Smart opposed the monopoly of the Church of England in clergy reserves and its control over the district schools. He believed that education should be equally available and he worked through his presbytery and synod toward these ends. Similarly, he promoted the establishment of a theological seminary to train Presbyterian ministers, but when this project failed he supported Queen’s College at Kingston.
As a secessionist Presbyterian, Smart could not legally (until 1831) perform marriages. He persisted in doing so and in 1824 a charge was brought against him, but the jury returned “No bill.” Smart joined the freemasons in 1820, a step which threatened to disrupt his congregation. He was grand chaplain, Provincial Grand Lodge, in 1822, 1823, and 1825. He was an early advocate of temperance and helped organize the Brockville Temperance Society in 1832.
William Smart expressed his views on the church, education, and other matters in contributions to the Brockville Recorder in the 1820s and 1830s, writing as “The Wanderer,” “The Traveller, or Pickings by the Wayside,” and “Presbuteros.” He also wrote in the Canadian Watchman, a religious weekly, and he and the Reverend Robert McDowall* founded the Evangelical Herald, a short-lived periodical published in Kingston. Towards the end of his life, Smart wrote an autobiography in the third person but it was never published. He was a man of independent mind, courageous, compassionate, and visionary.

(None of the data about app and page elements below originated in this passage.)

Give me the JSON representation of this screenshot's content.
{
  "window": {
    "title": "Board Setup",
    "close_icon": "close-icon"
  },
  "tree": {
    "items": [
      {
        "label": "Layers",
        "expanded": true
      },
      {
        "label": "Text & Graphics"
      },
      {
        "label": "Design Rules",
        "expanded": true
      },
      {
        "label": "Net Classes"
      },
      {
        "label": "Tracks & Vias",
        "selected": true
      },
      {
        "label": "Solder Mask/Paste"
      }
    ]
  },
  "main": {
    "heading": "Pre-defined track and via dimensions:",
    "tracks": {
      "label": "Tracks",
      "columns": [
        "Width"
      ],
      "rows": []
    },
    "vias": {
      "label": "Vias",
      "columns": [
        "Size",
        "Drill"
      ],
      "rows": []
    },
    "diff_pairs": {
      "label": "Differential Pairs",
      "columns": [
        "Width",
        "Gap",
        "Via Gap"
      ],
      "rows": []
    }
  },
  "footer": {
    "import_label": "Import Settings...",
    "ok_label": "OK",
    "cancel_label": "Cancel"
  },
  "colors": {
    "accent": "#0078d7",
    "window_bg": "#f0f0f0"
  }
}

The most important source is William Smart’s autobiography at UCA: “Biography of Rev. Wm. Smart, Presbyterian Church, Brockville, 1811–49.” Knox College Archives, William Morris to Smart, 24 June 1840; William Rintoul to Smart, 4 Aug. 1831, 17 Nov. 1832. Methodist Missionary Society (London), correspondence, continent of America, letters written by Smart, 1811–20. UCA, William Smart, presbytery correspondence, 1819–56. Presbyterian Church of Canada in connection with the Church of Scotland, Synod, Acts and Proceedings (Montreal, Toronto), 1831–44. United Presbytery of Upper Canada, Minutes, 1829–31. United Synod of Upper Canada, Minutes, 1832–38. William Bell, Hints to emigrants, in a series of letters from Upper Canada (Edinburgh, 1824), 90–93, 99–101, 117–18. Brockville Recorder, 1821–55, especially 1821–32. Canadian Watchman (Kingston), 1831–32. Gregg, History of the Presbyterian Church. Ruth McKenzie, Leeds and Grenville, their first two hundred years (Toronto, Montreal, 1967), 72, 82–84, 89. J. R. Robertson, The history of freemasonry in Canada from its introduction in 1749 . . . (2v., Toronto, 1899). Isabel Skelton, A man austere, William Bell, parson and pioneer (Toronto, 1947), 19–21, 104–10, 169, 178–228, 314–15. N. G. Smith et al., A short history of the Presbyterian Church in Canada (Toronto, ). H. S. Seaman, “The Rev. William Smart, Presbyterian minister of Elizabethtown, 1811–1876,” Ont. Hist., V (1904), 178–86.